Here, There, and Everywhere
The end of the ‘60s also marked denim’s debut into the world of couture fashion. Vogue featured a 14-page feature on denim skirts in 1968, and Yves Saint Laurent used the fabric in a 1969 collection, becoming the first designer to use denim on the catwalk. Other designers were soon following suit, triggering a goldrush of upscale designer denim that began in France with MacKeen and in Italy with designer Elio Fiorucci. The designer denim duds sold for three times what imported Levi’s were selling for, and there was no shortage of customers willing to pay a premium for the pairs. American designers saw the opportunity and leapt into the luxury denim space with both feet. Gloria Vanderbilt and Calvin Klein are often credited with inventing designer denim, but the Europeans were the true pioneers.
What separated the Americans from their overseas competitors was the former’s ability to advertise denim provocatively. In 1978, Klein unveiled a Times Square billboard featuring model Patti Hansen on all fours tossing her hair back as she looked towards the camera. The billboard, which remained in Times Square for four years, was a watershed moment for both the denim and the advertising industries. The product itself faded into the background, with sex taking its place in the foreground. Klein would repeat the trick in 1980 with a made-for-TV spot featuring fifteen-year-old Brooke Shields. The controversial ads ginned up outrage aplenty, but the adage proved true: there’s no such thing as bad publicity. The moral panic only helped Klein sell more pairs.
It’s at this point that the story will start to become a familiar one for most of us. The rise of designer denim signalled denim’s emergence as a truly global commodity with a rotating carousel of popular brands fighting for their share of a global denim market worth an estimated $75 billion annually. Jeans have formed an only superficially changing bedrock of casual style for generation after generation of men, women, and children of all ages.

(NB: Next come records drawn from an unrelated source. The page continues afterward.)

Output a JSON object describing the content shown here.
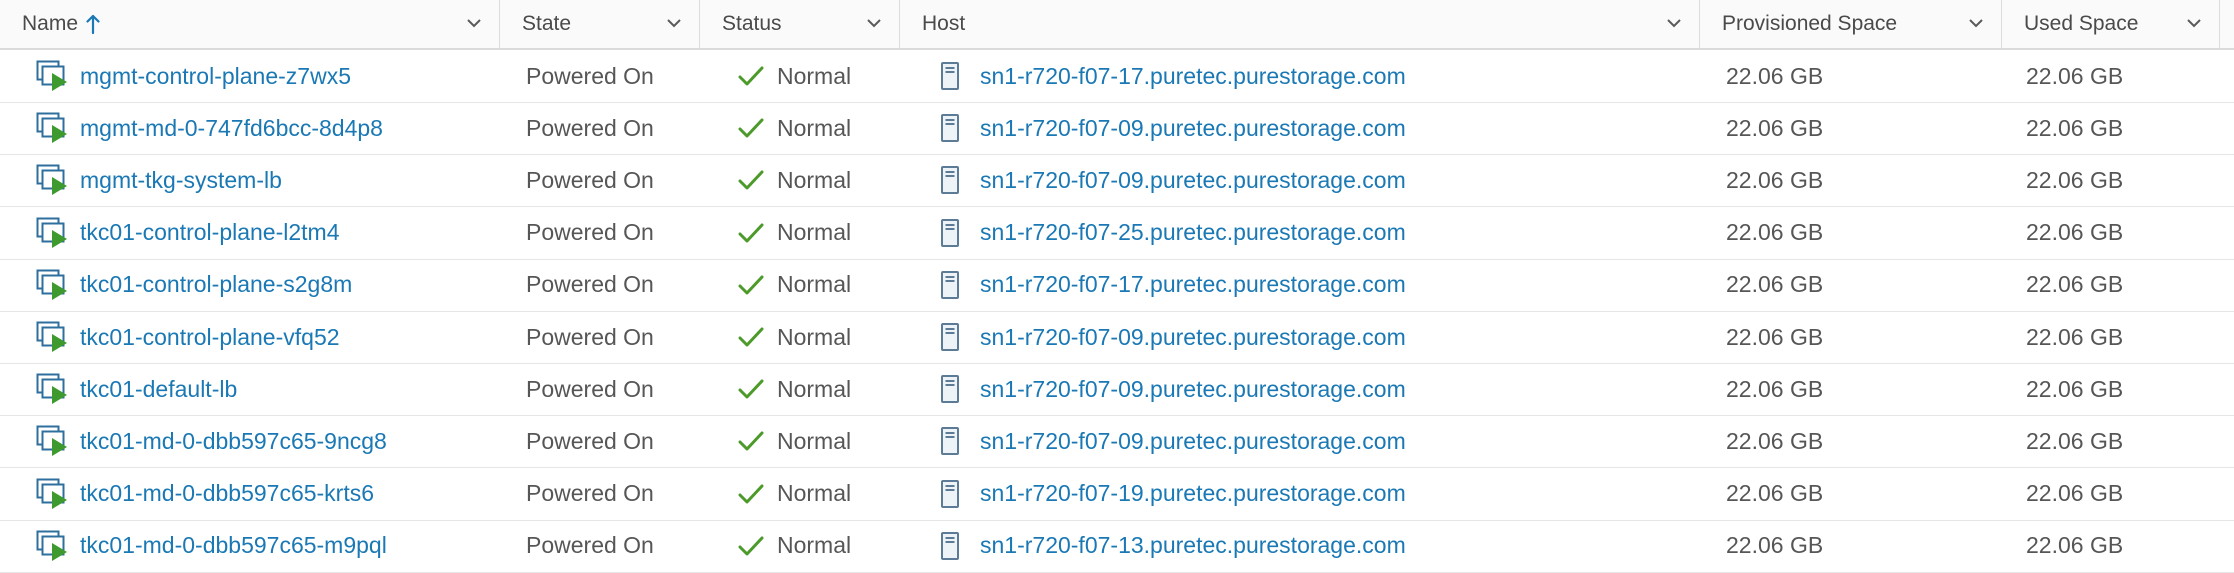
{
  "columns": [
    {
      "key": "name",
      "label": "Name"
    },
    {
      "key": "state",
      "label": "State"
    },
    {
      "key": "status",
      "label": "Status"
    },
    {
      "key": "host",
      "label": "Host"
    },
    {
      "key": "provisioned",
      "label": "Provisioned Space"
    },
    {
      "key": "used",
      "label": "Used Space"
    }
  ],
  "sort": {
    "column": "name",
    "direction": "ascending"
  },
  "icons": {
    "vm": "vm-powered-on-icon",
    "status": "check-icon",
    "host": "host-icon",
    "sort": "sort-ascending-icon",
    "column_menu": "chevron-down-icon"
  },
  "colors": {
    "link": "#1a78b4",
    "ok": "#4c9a2a",
    "vm_play": "#3e9a2e",
    "vm_frame": "#2e6f9e"
  },
  "rows": [
    {
      "name": "mgmt-control-plane-z7wx5",
      "state": "Powered On",
      "status": "Normal",
      "host": "sn1-r720-f07-17.puretec.purestorage.com",
      "provisioned": "22.06 GB",
      "used": "22.06 GB"
    },
    {
      "name": "mgmt-md-0-747fd6bcc-8d4p8",
      "state": "Powered On",
      "status": "Normal",
      "host": "sn1-r720-f07-09.puretec.purestorage.com",
      "provisioned": "22.06 GB",
      "used": "22.06 GB"
    },
    {
      "name": "mgmt-tkg-system-lb",
      "state": "Powered On",
      "status": "Normal",
      "host": "sn1-r720-f07-09.puretec.purestorage.com",
      "provisioned": "22.06 GB",
      "used": "22.06 GB"
    },
    {
      "name": "tkc01-control-plane-l2tm4",
      "state": "Powered On",
      "status": "Normal",
      "host": "sn1-r720-f07-25.puretec.purestorage.com",
      "provisioned": "22.06 GB",
      "used": "22.06 GB"
    },
    {
      "name": "tkc01-control-plane-s2g8m",
      "state": "Powered On",
      "status": "Normal",
      "host": "sn1-r720-f07-17.puretec.purestorage.com",
      "provisioned": "22.06 GB",
      "used": "22.06 GB"
    },
    {
      "name": "tkc01-control-plane-vfq52",
      "state": "Powered On",
      "status": "Normal",
      "host": "sn1-r720-f07-09.puretec.purestorage.com",
      "provisioned": "22.06 GB",
      "used": "22.06 GB"
    },
    {
      "name": "tkc01-default-lb",
      "state": "Powered On",
      "status": "Normal",
      "host": "sn1-r720-f07-09.puretec.purestorage.com",
      "provisioned": "22.06 GB",
      "used": "22.06 GB"
    },
    {
      "name": "tkc01-md-0-dbb597c65-9ncg8",
      "state": "Powered On",
      "status": "Normal",
      "host": "sn1-r720-f07-09.puretec.purestorage.com",
      "provisioned": "22.06 GB",
      "used": "22.06 GB"
    },
    {
      "name": "tkc01-md-0-dbb597c65-krts6",
      "state": "Powered On",
      "status": "Normal",
      "host": "sn1-r720-f07-19.puretec.purestorage.com",
      "provisioned": "22.06 GB",
      "used": "22.06 GB"
    },
    {
      "name": "tkc01-md-0-dbb597c65-m9pql",
      "state": "Powered On",
      "status": "Normal",
      "host": "sn1-r720-f07-13.puretec.purestorage.com",
      "provisioned": "22.06 GB",
      "used": "22.06 GB"
    }
  ]
}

This is not to say that denim designers have run out of ideas or that manufacturers can no longer innovate. Visit a trade show like Munich’s Bluezone, which is celebrating its 20th anniversary this year, and it becomes immediately apparent that the denim industry is trying to see around the corner to the next big sea change in the fashion industry. They’re seeking sustainable solutions, trying to produce one of the world’s most popular products in responsible and ethical ways. Together, they’re ensuring that denim’s story has no end.